• [Records to use]:
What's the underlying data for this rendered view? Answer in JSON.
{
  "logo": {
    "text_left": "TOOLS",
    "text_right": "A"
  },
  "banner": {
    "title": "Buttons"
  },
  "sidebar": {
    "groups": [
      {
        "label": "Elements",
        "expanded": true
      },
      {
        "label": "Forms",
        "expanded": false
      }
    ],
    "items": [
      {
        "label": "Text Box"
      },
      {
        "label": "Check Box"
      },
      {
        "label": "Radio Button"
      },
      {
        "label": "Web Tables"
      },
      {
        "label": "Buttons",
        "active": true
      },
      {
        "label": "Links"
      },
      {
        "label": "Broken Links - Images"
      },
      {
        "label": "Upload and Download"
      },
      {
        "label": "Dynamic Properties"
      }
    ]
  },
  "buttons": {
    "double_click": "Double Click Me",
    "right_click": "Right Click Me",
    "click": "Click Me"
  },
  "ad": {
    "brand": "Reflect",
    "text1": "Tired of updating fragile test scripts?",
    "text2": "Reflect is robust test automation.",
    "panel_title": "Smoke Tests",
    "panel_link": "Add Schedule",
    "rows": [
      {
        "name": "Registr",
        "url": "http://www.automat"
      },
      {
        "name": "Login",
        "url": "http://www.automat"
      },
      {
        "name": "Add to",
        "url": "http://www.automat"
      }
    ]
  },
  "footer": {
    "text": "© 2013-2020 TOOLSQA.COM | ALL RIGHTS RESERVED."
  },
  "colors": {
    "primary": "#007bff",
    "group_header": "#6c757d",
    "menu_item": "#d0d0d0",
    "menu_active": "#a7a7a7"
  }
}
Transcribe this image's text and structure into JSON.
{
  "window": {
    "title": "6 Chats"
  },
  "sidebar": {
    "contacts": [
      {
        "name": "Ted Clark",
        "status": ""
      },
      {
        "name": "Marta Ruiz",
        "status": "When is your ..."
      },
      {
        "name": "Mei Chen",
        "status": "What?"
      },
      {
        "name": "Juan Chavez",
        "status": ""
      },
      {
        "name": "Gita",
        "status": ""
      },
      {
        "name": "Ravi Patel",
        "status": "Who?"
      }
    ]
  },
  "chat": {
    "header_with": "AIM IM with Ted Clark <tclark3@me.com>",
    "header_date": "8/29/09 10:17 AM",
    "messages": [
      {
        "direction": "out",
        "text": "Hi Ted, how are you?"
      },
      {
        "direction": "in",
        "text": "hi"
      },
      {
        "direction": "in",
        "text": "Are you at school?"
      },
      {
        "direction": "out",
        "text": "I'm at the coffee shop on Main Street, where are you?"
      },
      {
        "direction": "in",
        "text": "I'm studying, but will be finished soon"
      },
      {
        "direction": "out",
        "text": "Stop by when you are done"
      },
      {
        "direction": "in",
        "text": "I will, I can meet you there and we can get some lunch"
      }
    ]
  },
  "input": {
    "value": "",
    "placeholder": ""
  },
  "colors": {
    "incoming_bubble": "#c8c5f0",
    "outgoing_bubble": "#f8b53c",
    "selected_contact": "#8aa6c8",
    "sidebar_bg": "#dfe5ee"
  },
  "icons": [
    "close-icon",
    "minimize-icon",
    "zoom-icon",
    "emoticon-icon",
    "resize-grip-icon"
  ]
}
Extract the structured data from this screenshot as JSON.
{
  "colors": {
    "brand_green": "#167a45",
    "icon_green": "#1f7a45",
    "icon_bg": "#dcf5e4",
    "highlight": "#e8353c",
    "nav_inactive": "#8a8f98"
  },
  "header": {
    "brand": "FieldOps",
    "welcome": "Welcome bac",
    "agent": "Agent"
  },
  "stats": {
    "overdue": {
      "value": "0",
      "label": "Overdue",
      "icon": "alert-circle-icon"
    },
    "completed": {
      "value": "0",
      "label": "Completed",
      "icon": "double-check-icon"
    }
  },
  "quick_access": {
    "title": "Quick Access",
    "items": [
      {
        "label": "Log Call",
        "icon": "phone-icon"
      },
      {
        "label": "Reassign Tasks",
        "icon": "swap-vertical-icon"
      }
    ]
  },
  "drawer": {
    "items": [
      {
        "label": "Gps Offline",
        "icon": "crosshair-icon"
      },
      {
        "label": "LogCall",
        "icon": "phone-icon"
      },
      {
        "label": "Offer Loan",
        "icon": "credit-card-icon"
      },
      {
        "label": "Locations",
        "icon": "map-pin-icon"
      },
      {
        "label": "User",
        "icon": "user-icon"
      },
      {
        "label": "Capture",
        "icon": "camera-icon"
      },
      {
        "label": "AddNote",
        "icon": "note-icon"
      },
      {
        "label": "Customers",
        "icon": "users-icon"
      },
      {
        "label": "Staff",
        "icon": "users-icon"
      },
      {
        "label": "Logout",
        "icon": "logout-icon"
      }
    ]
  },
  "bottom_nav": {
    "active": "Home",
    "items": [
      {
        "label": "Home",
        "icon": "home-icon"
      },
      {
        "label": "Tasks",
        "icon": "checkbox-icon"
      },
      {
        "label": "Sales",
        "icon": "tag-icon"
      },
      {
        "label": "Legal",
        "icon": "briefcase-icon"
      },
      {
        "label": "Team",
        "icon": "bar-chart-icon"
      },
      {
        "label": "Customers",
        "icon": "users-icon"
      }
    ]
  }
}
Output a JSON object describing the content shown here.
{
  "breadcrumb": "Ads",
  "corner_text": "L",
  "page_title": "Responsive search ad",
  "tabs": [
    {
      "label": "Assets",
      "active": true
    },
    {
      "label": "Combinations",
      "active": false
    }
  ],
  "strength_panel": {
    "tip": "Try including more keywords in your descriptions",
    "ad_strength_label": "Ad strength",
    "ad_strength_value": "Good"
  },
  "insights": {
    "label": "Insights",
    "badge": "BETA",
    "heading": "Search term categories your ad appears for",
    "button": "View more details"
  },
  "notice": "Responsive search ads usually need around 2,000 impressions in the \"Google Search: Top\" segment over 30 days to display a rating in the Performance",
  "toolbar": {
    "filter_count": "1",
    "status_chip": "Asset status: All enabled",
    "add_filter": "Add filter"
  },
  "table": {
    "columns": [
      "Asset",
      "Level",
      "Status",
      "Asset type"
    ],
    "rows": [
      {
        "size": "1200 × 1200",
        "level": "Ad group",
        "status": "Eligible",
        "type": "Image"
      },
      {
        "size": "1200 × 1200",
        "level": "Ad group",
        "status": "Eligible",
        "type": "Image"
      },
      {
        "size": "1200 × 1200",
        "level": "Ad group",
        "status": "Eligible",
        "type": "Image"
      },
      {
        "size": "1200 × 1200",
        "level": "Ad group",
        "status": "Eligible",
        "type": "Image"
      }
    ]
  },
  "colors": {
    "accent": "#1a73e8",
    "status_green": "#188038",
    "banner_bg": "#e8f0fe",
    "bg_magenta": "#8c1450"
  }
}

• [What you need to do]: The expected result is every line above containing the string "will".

• [Response to this exercise]:
        "text": "I'm studying, but will be finished soon"
        "text": "I will, I can meet you there and we can get some lunch"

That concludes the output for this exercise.